** Given records **
================
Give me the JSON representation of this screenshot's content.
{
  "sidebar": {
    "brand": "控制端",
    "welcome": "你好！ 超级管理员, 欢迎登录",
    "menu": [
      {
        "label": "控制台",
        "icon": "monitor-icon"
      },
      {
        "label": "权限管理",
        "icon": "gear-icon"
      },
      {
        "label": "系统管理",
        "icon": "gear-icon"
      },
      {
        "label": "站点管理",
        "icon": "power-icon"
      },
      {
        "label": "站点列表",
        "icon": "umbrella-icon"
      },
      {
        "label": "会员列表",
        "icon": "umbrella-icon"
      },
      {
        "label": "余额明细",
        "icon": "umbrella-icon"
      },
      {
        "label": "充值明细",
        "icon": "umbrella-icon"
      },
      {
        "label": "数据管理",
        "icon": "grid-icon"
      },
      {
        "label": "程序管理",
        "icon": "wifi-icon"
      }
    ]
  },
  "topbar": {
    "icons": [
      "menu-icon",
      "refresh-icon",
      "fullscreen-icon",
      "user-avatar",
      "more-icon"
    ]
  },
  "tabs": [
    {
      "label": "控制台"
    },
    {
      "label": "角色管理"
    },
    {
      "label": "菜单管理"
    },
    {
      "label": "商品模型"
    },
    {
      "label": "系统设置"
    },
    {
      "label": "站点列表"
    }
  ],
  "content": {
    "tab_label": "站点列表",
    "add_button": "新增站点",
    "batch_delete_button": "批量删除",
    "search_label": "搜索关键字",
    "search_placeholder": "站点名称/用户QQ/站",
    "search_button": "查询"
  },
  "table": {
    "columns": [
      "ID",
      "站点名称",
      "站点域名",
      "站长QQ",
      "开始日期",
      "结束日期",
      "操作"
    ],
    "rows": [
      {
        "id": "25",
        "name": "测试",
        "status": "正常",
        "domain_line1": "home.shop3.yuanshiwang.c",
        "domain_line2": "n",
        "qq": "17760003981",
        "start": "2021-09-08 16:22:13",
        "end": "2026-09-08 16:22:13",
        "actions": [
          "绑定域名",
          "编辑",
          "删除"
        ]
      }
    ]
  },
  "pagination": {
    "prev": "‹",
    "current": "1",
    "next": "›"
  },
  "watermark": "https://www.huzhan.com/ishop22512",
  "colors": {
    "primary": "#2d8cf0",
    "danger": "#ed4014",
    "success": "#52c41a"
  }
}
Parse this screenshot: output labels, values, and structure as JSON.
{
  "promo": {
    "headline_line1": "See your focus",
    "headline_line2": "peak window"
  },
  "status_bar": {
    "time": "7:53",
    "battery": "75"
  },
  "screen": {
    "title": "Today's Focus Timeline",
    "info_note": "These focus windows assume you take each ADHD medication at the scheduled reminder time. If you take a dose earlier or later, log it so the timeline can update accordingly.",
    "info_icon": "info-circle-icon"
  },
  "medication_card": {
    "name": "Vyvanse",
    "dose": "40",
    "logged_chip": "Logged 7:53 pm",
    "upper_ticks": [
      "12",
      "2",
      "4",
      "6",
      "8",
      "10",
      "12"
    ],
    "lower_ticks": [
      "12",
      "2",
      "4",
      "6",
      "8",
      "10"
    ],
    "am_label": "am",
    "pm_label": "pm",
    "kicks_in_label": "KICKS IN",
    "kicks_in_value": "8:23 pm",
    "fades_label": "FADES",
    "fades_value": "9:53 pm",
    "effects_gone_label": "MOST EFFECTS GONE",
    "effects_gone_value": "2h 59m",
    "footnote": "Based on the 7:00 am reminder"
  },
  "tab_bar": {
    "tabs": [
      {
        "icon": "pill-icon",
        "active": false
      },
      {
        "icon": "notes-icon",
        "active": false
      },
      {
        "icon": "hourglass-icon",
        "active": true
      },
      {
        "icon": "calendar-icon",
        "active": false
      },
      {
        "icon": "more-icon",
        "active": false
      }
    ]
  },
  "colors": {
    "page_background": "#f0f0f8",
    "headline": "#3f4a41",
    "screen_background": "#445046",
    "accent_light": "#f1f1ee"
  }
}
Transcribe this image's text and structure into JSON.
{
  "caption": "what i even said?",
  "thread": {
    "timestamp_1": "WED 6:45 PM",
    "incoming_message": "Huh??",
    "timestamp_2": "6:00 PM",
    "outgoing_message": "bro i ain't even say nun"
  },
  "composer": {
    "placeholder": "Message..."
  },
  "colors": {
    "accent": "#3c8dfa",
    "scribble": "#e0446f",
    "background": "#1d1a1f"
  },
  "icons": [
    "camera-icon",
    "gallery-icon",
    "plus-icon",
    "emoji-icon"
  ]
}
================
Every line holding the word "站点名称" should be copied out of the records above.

** Reply to the task **
    "search_placeholder": "站点名称/用户QQ/站",
      "站点名称",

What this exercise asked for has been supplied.